Alcumus specialises in workplace risk management solutions for small and large enterprises. Mike Harris, Head of Customer Success and Nicola Barker, VP of Product at Alcumus, share three critical factors for HSE inspection success.


Get brutally honest about your in-house resources

In 2019/20, the HSE issued £35.8 million in fines to duty holders found guilty of health and safety offences, with the average fine per case costing £110,000.1 It’s crucial that you understand exactly what you need to do to be compliant.

The regulations are often complex and even more so for bigger businesses that have multiple sites and disparate workforces. Your organisational structure must be evaluated realistically. It’s been an earth-shattering year for bringing about change in the workplace, but managing an issue of this scale internally isn’t an adjustment that’s readily feasible.

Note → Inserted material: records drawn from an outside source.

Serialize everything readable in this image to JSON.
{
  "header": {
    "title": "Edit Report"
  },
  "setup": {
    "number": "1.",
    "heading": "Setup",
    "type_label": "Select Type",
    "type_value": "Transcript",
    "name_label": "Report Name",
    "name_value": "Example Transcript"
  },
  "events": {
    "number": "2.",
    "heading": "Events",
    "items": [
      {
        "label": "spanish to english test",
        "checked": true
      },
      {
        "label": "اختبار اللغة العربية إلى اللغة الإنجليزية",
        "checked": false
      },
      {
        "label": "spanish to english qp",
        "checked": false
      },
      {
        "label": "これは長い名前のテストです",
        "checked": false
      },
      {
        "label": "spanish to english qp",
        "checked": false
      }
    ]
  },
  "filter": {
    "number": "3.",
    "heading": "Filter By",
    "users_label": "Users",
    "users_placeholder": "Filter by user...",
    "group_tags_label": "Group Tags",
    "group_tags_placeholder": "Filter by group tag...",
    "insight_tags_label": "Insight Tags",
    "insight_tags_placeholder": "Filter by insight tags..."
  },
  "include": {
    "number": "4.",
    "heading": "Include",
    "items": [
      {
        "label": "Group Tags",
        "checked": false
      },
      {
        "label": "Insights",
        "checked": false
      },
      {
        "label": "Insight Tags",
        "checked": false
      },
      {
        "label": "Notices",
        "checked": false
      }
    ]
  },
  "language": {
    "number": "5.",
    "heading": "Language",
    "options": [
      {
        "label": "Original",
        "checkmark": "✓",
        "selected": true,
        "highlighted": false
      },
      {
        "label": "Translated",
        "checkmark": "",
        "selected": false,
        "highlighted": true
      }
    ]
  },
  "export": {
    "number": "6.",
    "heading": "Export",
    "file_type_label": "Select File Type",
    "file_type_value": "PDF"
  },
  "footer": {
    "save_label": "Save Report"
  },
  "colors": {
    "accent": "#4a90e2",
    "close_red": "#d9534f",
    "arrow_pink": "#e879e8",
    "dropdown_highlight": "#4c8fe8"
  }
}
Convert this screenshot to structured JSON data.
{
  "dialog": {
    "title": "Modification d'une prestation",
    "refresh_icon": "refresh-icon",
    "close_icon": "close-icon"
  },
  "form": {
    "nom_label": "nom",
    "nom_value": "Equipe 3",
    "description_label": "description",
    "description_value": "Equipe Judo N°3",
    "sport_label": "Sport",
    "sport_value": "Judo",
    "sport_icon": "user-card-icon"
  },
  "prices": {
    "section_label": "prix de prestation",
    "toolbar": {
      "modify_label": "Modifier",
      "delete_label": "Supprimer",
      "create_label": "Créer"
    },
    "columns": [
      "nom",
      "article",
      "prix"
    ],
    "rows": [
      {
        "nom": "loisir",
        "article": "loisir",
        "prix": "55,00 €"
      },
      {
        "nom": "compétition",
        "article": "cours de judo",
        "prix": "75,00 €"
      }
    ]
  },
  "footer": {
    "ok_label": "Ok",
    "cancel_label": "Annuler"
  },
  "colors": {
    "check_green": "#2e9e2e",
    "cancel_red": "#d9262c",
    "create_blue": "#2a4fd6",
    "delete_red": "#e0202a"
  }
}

The safety of your business and workforce won’t wait. When dealing with a vast of volume of risky environments, it’s far better to seek dedicated health and safety support if you have any concerns about your in-house resources.


Learn the vital difference between a risk assessment and a COSHH assessment

HSE Inspectors have the right to request, inspect and take copies of documentation so it’s essential that assessments are prepared and ready for when an inspector calls. However, businesses are regularly confused about the difference between a risk assessment and a Control of Substances Hazardous to Health (COSHH) assessment. The documents serve similar but distinct purposes and understanding the difference is vital to ensuring worker safety.

In short, a risk assessment considers possible dangers, risks or accidents that could harm an employee, customer or member of the public. It is up to you to decide if you are taking the necessary steps to prevent that harm.

A COSHH assessment is used to protect people against health risks that may arise from work activities that expose them to hazardous substances. You must be able to demonstrate that you:

  1. Understand the hazards and subsequent risks of substances used in the activity
  2. Appreciate the necessity to implement appropriate control measures to minimise the risk to health
  3. Identify such control measures and know how to implement them (such as using engineering controls or personal protective equipment (PPE)
  4. Know what to do when something goes wrong (first aid procedures, spillage requirements, etc.)


Understand the importance of data-driven decisions

When a HSE inspector calls and wants to know about the main health and safety issues in your workplace, data can prove that your business has all the necessary procedures in place.

Data-driven insights can also ensure that your organisation is proactive rather than reactive. According to a PwC survey of more than 1,000 senior executives, highly data-driven organisations are three times more likely to report significant improvements in decision-making compared to those that rely less on data.

In the world of health and safety, the ability to use data to build an improvement plan before risks turn into crisis can be lifesaving for your business, your reputation and your people.


For further information and advice on workplace health and safety visit https://www.alcumus.com/